The wild-card-leading Rockies are surviving despite the losses of starting pitcher Aaron Cook (right shoulder strain), closer Huston Street (strained right biceps), and shortstop Troy Tulowitzki (back spasms). The biggest lift has been emergence of lefty Franklin Morales in the ninth-inning role. He’s 5-for-5 in save situations since Street was sidelined. Working out of the bullpen for the first time in the regular season this year, Morales has held left-handed hitters to a .100 average (3-for-30). Right-handers are hitting only .223. The rotation has four 10-game winners for first time, and while Jason Hammel is only 8-7 in 26 starts, the Rockies are 15-5 in his last 20 starts.
They do have two big road tests. They travel to San Francisco on Monday for the middle series in a three-city road trip, and then visit Los Angeles for the final three games of the regular season.

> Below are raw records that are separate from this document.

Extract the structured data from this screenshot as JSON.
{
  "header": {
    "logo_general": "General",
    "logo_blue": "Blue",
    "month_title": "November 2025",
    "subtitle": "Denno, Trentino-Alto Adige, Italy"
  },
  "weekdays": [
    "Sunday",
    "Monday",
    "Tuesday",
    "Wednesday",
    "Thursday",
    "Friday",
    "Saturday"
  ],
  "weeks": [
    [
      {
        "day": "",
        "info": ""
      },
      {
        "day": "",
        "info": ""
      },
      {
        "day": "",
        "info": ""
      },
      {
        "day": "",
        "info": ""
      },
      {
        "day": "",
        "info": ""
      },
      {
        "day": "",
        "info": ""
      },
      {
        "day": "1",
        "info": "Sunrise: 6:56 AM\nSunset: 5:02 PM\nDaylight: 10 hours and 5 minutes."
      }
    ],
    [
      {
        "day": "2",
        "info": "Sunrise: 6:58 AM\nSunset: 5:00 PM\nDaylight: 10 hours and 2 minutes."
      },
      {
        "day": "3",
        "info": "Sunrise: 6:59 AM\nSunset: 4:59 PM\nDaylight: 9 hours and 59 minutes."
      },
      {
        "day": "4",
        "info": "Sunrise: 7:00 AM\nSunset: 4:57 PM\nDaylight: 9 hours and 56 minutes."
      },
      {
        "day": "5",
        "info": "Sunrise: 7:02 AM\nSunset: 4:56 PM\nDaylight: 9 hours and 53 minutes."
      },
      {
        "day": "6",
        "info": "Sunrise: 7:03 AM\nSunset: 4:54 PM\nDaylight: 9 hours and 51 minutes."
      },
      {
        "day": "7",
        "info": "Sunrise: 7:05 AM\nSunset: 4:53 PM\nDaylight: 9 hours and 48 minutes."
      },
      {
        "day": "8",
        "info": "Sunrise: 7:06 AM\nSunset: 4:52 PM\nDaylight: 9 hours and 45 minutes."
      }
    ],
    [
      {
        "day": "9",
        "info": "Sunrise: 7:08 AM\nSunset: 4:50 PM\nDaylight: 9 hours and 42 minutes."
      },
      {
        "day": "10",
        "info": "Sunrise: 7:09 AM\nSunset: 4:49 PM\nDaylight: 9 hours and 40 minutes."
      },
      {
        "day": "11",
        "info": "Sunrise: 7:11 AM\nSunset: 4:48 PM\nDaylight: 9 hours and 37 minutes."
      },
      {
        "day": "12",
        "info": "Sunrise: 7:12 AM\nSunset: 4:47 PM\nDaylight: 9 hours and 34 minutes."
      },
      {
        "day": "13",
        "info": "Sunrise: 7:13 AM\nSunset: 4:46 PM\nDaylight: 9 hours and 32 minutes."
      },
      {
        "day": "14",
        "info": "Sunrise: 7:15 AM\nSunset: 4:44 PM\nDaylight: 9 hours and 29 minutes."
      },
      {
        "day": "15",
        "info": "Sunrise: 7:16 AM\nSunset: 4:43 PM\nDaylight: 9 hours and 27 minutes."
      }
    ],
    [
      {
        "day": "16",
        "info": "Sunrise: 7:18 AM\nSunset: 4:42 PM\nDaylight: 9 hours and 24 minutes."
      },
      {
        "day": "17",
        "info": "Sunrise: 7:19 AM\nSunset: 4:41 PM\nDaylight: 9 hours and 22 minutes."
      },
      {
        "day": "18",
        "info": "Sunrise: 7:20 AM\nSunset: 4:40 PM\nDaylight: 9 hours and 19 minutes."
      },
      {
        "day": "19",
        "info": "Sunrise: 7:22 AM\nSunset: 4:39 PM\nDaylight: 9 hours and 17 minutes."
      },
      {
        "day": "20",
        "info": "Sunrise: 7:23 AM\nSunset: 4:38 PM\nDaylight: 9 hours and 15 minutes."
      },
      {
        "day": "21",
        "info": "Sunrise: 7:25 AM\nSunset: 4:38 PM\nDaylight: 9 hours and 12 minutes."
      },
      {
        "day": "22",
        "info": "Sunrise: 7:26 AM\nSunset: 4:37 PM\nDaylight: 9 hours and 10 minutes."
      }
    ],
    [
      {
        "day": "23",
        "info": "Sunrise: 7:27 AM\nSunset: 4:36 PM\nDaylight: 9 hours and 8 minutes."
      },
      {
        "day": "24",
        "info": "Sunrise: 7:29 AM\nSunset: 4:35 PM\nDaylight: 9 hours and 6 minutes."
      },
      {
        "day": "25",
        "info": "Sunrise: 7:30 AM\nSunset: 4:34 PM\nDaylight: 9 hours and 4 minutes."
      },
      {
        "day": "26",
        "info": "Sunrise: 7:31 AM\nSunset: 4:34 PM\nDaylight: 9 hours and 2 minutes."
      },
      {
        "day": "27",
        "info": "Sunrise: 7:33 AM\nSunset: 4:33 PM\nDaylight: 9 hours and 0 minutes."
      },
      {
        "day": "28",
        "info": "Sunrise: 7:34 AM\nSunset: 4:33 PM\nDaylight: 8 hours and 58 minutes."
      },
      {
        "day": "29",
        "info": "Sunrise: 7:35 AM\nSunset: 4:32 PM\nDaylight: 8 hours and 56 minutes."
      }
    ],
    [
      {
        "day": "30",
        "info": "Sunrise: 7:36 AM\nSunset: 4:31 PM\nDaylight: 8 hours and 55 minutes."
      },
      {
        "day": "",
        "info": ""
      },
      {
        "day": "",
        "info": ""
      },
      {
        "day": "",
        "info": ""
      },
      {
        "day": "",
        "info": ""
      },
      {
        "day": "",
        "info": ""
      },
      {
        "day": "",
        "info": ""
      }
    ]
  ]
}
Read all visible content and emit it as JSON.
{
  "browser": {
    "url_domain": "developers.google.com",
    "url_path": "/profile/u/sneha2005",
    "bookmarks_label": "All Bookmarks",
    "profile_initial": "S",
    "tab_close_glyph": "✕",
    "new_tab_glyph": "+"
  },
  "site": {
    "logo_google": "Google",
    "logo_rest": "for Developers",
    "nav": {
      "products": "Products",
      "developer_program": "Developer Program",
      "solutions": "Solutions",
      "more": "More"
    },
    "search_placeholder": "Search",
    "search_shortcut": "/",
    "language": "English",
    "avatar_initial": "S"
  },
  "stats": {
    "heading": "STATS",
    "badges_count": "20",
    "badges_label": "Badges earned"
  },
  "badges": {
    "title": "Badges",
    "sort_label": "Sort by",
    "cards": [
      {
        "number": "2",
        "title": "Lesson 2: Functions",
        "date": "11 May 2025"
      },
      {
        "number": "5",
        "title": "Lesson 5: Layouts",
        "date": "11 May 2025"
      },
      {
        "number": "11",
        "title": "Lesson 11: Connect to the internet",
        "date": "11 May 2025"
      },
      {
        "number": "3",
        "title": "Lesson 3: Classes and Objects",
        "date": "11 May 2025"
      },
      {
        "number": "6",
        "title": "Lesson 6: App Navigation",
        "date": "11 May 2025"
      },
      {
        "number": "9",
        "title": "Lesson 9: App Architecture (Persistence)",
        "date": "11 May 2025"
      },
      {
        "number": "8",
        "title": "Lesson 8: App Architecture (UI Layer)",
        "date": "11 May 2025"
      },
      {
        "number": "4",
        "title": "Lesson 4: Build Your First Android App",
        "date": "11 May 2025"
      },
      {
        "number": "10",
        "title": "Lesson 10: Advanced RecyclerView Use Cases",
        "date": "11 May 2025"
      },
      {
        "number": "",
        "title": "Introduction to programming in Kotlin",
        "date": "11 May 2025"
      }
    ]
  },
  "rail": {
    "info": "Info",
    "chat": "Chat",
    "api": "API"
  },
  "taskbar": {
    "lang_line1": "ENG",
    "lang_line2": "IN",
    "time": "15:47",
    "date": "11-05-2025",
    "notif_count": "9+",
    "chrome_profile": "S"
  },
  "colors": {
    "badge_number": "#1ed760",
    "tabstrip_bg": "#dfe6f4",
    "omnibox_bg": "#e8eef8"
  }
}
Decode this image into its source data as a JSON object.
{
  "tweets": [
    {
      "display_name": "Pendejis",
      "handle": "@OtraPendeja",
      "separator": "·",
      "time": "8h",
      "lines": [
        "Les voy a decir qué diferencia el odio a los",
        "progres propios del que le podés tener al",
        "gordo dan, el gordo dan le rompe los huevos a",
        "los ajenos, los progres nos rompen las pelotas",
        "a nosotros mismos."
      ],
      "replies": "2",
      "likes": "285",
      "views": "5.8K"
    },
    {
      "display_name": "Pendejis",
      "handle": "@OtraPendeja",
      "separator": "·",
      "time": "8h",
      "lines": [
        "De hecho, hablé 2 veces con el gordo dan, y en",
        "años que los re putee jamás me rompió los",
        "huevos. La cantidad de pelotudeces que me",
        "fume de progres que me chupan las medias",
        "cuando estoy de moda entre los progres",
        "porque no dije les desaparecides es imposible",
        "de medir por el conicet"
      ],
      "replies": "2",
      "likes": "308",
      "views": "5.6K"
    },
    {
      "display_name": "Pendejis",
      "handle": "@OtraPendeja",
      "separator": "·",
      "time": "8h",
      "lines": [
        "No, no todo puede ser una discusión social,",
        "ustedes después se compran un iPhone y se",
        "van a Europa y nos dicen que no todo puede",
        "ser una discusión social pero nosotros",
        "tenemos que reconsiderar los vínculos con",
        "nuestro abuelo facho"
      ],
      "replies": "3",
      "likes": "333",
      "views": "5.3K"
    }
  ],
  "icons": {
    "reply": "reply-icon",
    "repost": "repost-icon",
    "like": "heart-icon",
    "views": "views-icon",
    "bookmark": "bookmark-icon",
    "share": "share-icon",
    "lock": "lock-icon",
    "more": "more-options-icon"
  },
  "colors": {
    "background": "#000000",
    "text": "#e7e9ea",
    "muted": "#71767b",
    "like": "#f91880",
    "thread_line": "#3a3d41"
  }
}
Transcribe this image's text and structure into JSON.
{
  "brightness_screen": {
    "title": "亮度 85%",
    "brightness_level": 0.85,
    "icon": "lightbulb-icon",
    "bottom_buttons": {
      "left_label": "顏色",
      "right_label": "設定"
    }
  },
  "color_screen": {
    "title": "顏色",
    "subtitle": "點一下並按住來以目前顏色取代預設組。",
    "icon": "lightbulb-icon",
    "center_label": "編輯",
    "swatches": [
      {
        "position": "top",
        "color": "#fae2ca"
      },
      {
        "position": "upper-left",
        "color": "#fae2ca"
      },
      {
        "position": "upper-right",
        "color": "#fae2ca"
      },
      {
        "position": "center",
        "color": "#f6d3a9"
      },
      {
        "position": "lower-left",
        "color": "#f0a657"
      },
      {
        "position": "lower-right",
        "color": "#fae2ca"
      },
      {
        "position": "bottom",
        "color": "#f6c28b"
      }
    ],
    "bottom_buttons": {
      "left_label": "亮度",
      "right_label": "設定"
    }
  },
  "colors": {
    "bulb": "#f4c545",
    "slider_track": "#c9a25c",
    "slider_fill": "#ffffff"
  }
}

The wild-card-challenging Giants could finally be paying the price for an anemic offense. Not only did they stumble to a 3-3 road trip despite a pitching staff that allowed only nine runs (they lost two of three in hitter-friendly Philadelphia despite allowing only three runs total) and then returned home to lose two of three to San Diego. Now comes back-to-back, three-game series at home against the Dodgers and Rockies, and the Giants aren’t sure of the status of Tim Lincecum, who was scratched from his Tuesday start against the Padres because of low back pains.